People following a low carbohydrate or LCHF (“low carb high fat”) may adopt a less strict approach and look at macros rather than specifically ingredients. They may also be less concerned about their ketone body levels.
So when a food claims to be “keto” or “keto-friendly” what it SHOULD BEclaiming is that it is suitable for people following a ketogenic diet and would therefore have a low carbohydrate content (e.g.: 5-10%) and exclude ingredients such as sugar, honey and more.
Unfortunately, oftentimes nothing could be further from the truth. Without naming and shaming, we are come across many food products claiming to be “keto” that have extremely high carb contents and “red list” ingredients.
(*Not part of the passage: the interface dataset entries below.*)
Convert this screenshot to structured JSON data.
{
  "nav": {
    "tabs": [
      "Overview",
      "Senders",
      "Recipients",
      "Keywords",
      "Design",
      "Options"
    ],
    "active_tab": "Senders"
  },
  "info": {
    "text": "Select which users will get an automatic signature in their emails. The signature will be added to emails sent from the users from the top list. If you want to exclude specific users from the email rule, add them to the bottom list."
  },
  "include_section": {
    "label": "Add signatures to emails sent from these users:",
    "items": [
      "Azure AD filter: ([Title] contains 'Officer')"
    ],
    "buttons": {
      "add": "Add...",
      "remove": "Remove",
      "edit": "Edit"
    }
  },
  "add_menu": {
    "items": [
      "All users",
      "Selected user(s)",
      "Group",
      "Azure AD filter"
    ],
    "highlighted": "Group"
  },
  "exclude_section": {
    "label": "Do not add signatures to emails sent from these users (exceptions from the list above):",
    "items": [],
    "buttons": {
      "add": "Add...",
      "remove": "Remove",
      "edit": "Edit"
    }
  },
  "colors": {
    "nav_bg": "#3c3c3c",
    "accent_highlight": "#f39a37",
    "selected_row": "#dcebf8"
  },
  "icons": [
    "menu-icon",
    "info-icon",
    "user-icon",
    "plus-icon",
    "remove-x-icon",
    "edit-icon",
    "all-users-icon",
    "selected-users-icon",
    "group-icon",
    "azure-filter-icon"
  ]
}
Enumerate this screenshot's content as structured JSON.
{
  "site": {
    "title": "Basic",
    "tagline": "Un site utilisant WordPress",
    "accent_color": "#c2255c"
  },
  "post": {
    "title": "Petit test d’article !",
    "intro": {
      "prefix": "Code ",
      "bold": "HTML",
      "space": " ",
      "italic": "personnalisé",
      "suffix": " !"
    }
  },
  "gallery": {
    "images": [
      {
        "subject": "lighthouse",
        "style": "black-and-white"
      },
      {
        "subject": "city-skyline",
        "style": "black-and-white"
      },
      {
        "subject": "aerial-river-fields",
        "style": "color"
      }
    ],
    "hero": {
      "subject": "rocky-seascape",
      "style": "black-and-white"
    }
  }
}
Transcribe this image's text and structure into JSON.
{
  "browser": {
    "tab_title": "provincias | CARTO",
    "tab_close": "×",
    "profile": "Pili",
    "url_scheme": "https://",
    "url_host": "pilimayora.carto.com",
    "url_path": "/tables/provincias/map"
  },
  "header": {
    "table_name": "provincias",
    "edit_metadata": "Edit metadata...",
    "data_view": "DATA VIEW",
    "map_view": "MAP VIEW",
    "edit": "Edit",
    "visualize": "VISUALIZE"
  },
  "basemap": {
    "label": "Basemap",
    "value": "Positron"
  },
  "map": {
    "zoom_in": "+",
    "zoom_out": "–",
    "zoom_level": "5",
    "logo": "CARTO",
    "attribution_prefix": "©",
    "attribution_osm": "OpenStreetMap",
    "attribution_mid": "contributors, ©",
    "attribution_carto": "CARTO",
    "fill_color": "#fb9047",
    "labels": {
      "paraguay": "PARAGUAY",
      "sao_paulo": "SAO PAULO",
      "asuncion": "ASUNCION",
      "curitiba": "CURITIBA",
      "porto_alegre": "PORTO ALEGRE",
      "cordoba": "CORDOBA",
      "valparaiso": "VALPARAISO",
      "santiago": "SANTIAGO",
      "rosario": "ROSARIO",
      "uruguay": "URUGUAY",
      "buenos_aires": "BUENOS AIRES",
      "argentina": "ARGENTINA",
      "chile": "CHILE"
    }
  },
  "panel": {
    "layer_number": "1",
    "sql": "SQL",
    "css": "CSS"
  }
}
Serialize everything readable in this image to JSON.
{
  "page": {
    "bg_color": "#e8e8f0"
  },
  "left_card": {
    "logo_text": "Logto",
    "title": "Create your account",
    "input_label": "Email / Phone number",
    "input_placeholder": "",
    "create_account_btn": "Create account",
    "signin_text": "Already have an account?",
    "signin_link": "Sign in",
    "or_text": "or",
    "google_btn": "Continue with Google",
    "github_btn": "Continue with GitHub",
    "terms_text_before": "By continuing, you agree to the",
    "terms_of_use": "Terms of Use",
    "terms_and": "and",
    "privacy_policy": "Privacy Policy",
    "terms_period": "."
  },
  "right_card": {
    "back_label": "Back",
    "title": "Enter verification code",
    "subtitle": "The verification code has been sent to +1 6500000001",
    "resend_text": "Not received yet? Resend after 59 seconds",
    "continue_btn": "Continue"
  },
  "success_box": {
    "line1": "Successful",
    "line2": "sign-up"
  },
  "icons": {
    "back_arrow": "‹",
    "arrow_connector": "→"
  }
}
We are also often asked about ranging specific products either by our customers or by current and prospective suppliers. While we are always looking to add amazing products to our line-up, there are some products that we just can’t range due to macro or ingredient considerations.
Conversely, there are certain food products that contain ingredients sourced from the “orange list” or the “red list” which would be perfectly acceptable in a keto or LCHF diet. Examples would include the use of pea (orange list) or corn (red list) derived ingredients. Consider the use of pea protein isolate as a protein in foods… the protein isolate contains negligible amounts of net carbohydrates (a very high percentage of protein with a small amount of fibre) and would be appropriate for vegetarians or vegans. Or consider a corn derived pre-biotic fibre. In both cases the risk is that people would see the words “corn” or “pea” in isolation on the ingredient lists and dismiss the foods entirely even through the above examples would be acceptable options.
When considering ranging new products we base our choices on The Real Meal Revolution lists, which can be found by clicking here. We do not stock products that contain added sugar or gluten. From a macro perspective, we aim to stock products that contain 10% or less of carbs. There are a handful of products that have a carb content above this but they have been chosen knowingly.
So, no matter whether you are following lazy LCHF or strict keto, we encourage you to do your homework about any product you intend on eating. Check out the product label, the ingredient list and the nutritional panel. Don’t let the label “keto” fool you as it has no formal standing in Australia and can be used loosely as a marketing tool. One other piece of takeaway (no pun intended!) that we have learnt is that everyone does keto slightly differently, and how one person eats may be different to the next person.